**PROBLEM REQUIREMENTS**
The answer is all of the data repeated exactly, with each picture omitted.

================

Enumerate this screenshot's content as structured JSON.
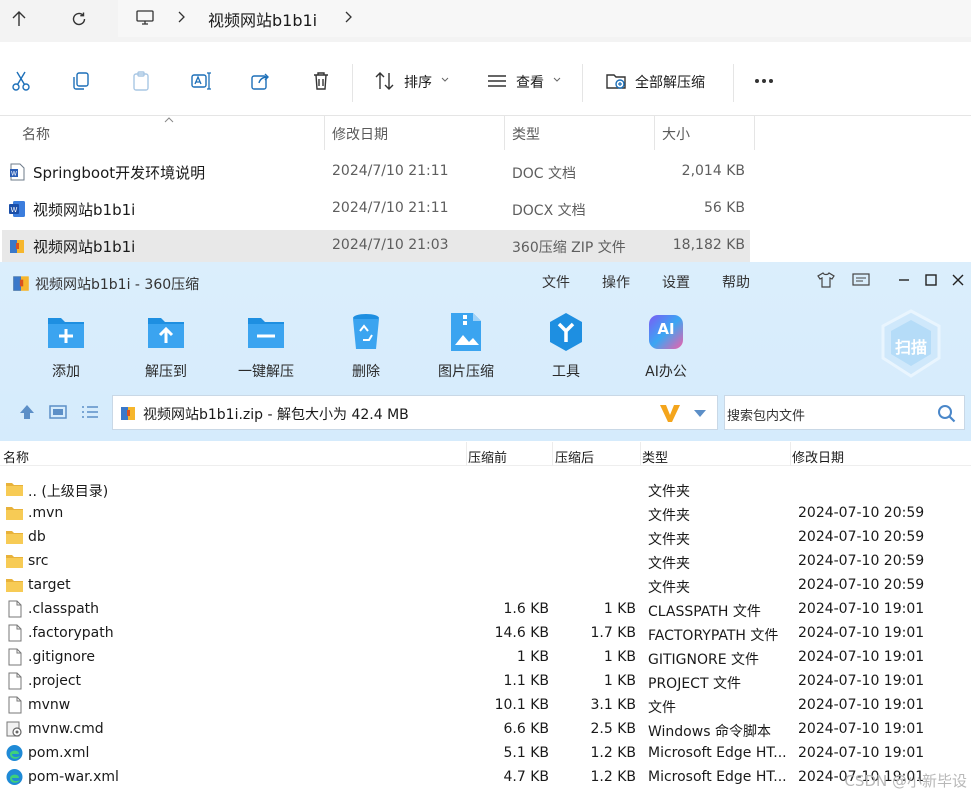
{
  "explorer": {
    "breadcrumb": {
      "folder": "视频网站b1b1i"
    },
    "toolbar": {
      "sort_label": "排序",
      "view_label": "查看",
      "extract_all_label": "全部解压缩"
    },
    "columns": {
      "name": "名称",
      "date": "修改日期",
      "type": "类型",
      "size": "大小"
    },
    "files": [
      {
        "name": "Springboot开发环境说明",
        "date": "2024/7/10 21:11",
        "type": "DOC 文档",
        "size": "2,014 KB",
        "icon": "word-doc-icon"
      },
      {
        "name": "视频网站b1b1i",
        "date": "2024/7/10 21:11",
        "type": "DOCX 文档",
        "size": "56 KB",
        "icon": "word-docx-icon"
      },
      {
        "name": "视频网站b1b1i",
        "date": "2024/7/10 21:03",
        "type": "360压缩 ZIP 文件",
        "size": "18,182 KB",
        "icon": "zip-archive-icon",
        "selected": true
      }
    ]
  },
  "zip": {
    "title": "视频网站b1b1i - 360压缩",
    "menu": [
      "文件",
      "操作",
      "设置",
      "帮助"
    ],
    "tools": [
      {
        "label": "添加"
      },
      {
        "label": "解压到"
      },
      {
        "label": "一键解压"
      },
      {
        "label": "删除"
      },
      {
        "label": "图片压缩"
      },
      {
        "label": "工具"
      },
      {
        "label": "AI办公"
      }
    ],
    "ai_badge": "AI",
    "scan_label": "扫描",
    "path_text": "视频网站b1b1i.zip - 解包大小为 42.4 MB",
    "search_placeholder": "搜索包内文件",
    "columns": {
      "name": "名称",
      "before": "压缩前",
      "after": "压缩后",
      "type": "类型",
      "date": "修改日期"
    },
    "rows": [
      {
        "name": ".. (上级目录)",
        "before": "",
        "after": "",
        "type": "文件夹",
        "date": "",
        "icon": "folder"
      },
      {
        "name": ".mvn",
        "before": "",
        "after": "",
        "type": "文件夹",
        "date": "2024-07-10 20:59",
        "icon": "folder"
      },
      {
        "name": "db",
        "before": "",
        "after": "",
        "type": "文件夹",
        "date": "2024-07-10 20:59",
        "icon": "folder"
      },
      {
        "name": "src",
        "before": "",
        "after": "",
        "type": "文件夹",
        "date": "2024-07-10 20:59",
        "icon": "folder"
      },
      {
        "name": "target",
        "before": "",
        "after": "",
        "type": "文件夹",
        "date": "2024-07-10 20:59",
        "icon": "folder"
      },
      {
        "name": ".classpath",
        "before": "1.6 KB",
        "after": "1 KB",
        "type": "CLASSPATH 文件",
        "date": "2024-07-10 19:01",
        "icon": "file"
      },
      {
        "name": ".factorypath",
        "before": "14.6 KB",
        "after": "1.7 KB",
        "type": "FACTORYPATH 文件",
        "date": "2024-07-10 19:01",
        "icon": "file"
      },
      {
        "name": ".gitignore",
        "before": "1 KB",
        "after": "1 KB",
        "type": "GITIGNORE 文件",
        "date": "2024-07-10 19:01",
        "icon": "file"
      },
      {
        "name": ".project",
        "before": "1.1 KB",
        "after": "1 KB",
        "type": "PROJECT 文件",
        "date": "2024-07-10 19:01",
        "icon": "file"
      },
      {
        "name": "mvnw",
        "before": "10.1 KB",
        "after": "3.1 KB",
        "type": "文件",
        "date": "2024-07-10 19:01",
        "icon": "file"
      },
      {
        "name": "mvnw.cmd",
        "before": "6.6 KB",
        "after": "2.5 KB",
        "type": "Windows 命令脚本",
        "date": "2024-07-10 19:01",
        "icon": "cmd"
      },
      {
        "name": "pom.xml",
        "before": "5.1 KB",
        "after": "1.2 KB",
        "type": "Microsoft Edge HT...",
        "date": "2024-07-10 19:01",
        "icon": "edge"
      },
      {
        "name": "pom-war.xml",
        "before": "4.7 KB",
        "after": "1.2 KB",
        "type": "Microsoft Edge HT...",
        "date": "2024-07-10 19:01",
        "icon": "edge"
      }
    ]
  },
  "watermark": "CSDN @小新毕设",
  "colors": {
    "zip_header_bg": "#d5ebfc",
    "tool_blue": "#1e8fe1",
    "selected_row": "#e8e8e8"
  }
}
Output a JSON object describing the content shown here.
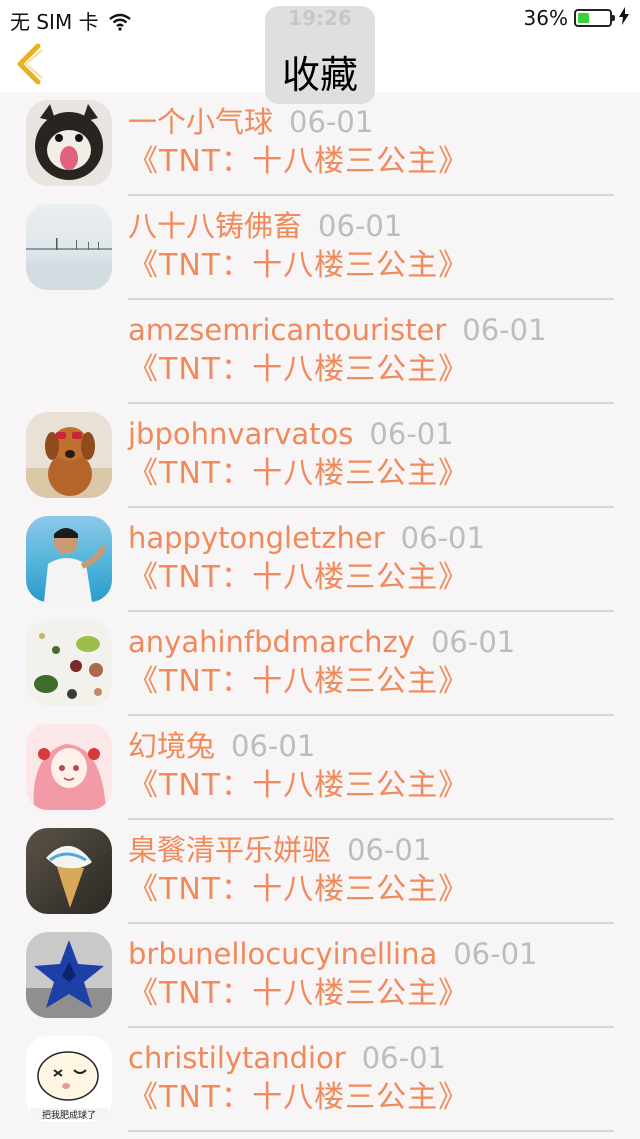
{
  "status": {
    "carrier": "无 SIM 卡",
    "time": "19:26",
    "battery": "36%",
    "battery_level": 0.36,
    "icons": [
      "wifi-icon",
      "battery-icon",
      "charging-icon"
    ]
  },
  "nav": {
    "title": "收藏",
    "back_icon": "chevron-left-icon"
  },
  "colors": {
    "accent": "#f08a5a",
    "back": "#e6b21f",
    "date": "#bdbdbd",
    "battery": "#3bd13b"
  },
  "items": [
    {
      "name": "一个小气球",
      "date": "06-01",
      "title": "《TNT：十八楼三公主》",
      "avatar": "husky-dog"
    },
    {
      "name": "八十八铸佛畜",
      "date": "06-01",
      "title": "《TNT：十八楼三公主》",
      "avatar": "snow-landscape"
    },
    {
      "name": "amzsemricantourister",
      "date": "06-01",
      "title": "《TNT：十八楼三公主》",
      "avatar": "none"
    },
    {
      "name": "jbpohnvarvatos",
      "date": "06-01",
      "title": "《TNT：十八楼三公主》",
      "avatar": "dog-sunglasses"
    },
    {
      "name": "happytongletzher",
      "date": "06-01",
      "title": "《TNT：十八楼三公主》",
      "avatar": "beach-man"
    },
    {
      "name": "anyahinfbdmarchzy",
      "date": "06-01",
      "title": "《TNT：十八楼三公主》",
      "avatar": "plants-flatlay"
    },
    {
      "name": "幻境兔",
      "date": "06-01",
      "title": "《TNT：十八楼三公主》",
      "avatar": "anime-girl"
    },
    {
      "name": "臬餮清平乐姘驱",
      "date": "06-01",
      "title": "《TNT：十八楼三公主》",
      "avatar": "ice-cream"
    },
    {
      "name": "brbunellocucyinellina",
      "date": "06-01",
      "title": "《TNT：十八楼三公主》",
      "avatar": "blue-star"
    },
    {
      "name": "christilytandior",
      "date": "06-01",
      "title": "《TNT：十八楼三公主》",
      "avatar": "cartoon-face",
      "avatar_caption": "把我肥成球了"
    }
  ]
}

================

**ANSWER AREA**
Enumerate this screenshot's content as structured JSON.
{
  "explorer": {
    "breadcrumb": {
      "folder": "视频网站b1b1i"
    },
    "toolbar": {
      "sort_label": "排序",
      "view_label": "查看",
      "extract_all_label": "全部解压缩"
    },
    "columns": {
      "name": "名称",
      "date": "修改日期",
      "type": "类型",
      "size": "大小"
    },
    "files": [
      {
        "name": "Springboot开发环境说明",
        "date": "2024/7/10 21:11",
        "type": "DOC 文档",
        "size": "2,014 KB",
        "icon": "word-doc-icon"
      },
      {
        "name": "视频网站b1b1i",
        "date": "2024/7/10 21:11",
        "type": "DOCX 文档",
        "size": "56 KB",
        "icon": "word-docx-icon"
      },
      {
        "name": "视频网站b1b1i",
        "date": "2024/7/10 21:03",
        "type": "360压缩 ZIP 文件",
        "size": "18,182 KB",
        "icon": "zip-archive-icon",
        "selected": true
      }
    ]
  },
  "zip": {
    "title": "视频网站b1b1i - 360压缩",
    "menu": [
      "文件",
      "操作",
      "设置",
      "帮助"
    ],
    "tools": [
      {
        "label": "添加"
      },
      {
        "label": "解压到"
      },
      {
        "label": "一键解压"
      },
      {
        "label": "删除"
      },
      {
        "label": "图片压缩"
      },
      {
        "label": "工具"
      },
      {
        "label": "AI办公"
      }
    ],
    "ai_badge": "AI",
    "scan_label": "扫描",
    "path_text": "视频网站b1b1i.zip - 解包大小为 42.4 MB",
    "search_placeholder": "搜索包内文件",
    "columns": {
      "name": "名称",
      "before": "压缩前",
      "after": "压缩后",
      "type": "类型",
      "date": "修改日期"
    },
    "rows": [
      {
        "name": ".. (上级目录)",
        "before": "",
        "after": "",
        "type": "文件夹",
        "date": "",
        "icon": "folder"
      },
      {
        "name": ".mvn",
        "before": "",
        "after": "",
        "type": "文件夹",
        "date": "2024-07-10 20:59",
        "icon": "folder"
      },
      {
        "name": "db",
        "before": "",
        "after": "",
        "type": "文件夹",
        "date": "2024-07-10 20:59",
        "icon": "folder"
      },
      {
        "name": "src",
        "before": "",
        "after": "",
        "type": "文件夹",
        "date": "2024-07-10 20:59",
        "icon": "folder"
      },
      {
        "name": "target",
        "before": "",
        "after": "",
        "type": "文件夹",
        "date": "2024-07-10 20:59",
        "icon": "folder"
      },
      {
        "name": ".classpath",
        "before": "1.6 KB",
        "after": "1 KB",
        "type": "CLASSPATH 文件",
        "date": "2024-07-10 19:01",
        "icon": "file"
      },
      {
        "name": ".factorypath",
        "before": "14.6 KB",
        "after": "1.7 KB",
        "type": "FACTORYPATH 文件",
        "date": "2024-07-10 19:01",
        "icon": "file"
      },
      {
        "name": ".gitignore",
        "before": "1 KB",
        "after": "1 KB",
        "type": "GITIGNORE 文件",
        "date": "2024-07-10 19:01",
        "icon": "file"
      },
      {
        "name": ".project",
        "before": "1.1 KB",
        "after": "1 KB",
        "type": "PROJECT 文件",
        "date": "2024-07-10 19:01",
        "icon": "file"
      },
      {
        "name": "mvnw",
        "before": "10.1 KB",
        "after": "3.1 KB",
        "type": "文件",
        "date": "2024-07-10 19:01",
        "icon": "file"
      },
      {
        "name": "mvnw.cmd",
        "before": "6.6 KB",
        "after": "2.5 KB",
        "type": "Windows 命令脚本",
        "date": "2024-07-10 19:01",
        "icon": "cmd"
      },
      {
        "name": "pom.xml",
        "before": "5.1 KB",
        "after": "1.2 KB",
        "type": "Microsoft Edge HT...",
        "date": "2024-07-10 19:01",
        "icon": "edge"
      },
      {
        "name": "pom-war.xml",
        "before": "4.7 KB",
        "after": "1.2 KB",
        "type": "Microsoft Edge HT...",
        "date": "2024-07-10 19:01",
        "icon": "edge"
      }
    ]
  },
  "watermark": "CSDN @小新毕设",
  "colors": {
    "zip_header_bg": "#d5ebfc",
    "tool_blue": "#1e8fe1",
    "selected_row": "#e8e8e8"
  }
}
Output a JSON object describing the content shown here.
{
  "status": {
    "carrier": "无 SIM 卡",
    "time": "19:26",
    "battery": "36%",
    "battery_level": 0.36,
    "icons": [
      "wifi-icon",
      "battery-icon",
      "charging-icon"
    ]
  },
  "nav": {
    "title": "收藏",
    "back_icon": "chevron-left-icon"
  },
  "colors": {
    "accent": "#f08a5a",
    "back": "#e6b21f",
    "date": "#bdbdbd",
    "battery": "#3bd13b"
  },
  "items": [
    {
      "name": "一个小气球",
      "date": "06-01",
      "title": "《TNT：十八楼三公主》",
      "avatar": "husky-dog"
    },
    {
      "name": "八十八铸佛畜",
      "date": "06-01",
      "title": "《TNT：十八楼三公主》",
      "avatar": "snow-landscape"
    },
    {
      "name": "amzsemricantourister",
      "date": "06-01",
      "title": "《TNT：十八楼三公主》",
      "avatar": "none"
    },
    {
      "name": "jbpohnvarvatos",
      "date": "06-01",
      "title": "《TNT：十八楼三公主》",
      "avatar": "dog-sunglasses"
    },
    {
      "name": "happytongletzher",
      "date": "06-01",
      "title": "《TNT：十八楼三公主》",
      "avatar": "beach-man"
    },
    {
      "name": "anyahinfbdmarchzy",
      "date": "06-01",
      "title": "《TNT：十八楼三公主》",
      "avatar": "plants-flatlay"
    },
    {
      "name": "幻境兔",
      "date": "06-01",
      "title": "《TNT：十八楼三公主》",
      "avatar": "anime-girl"
    },
    {
      "name": "臬餮清平乐姘驱",
      "date": "06-01",
      "title": "《TNT：十八楼三公主》",
      "avatar": "ice-cream"
    },
    {
      "name": "brbunellocucyinellina",
      "date": "06-01",
      "title": "《TNT：十八楼三公主》",
      "avatar": "blue-star"
    },
    {
      "name": "christilytandior",
      "date": "06-01",
      "title": "《TNT：十八楼三公主》",
      "avatar": "cartoon-face",
      "avatar_caption": "把我肥成球了"
    }
  ]
}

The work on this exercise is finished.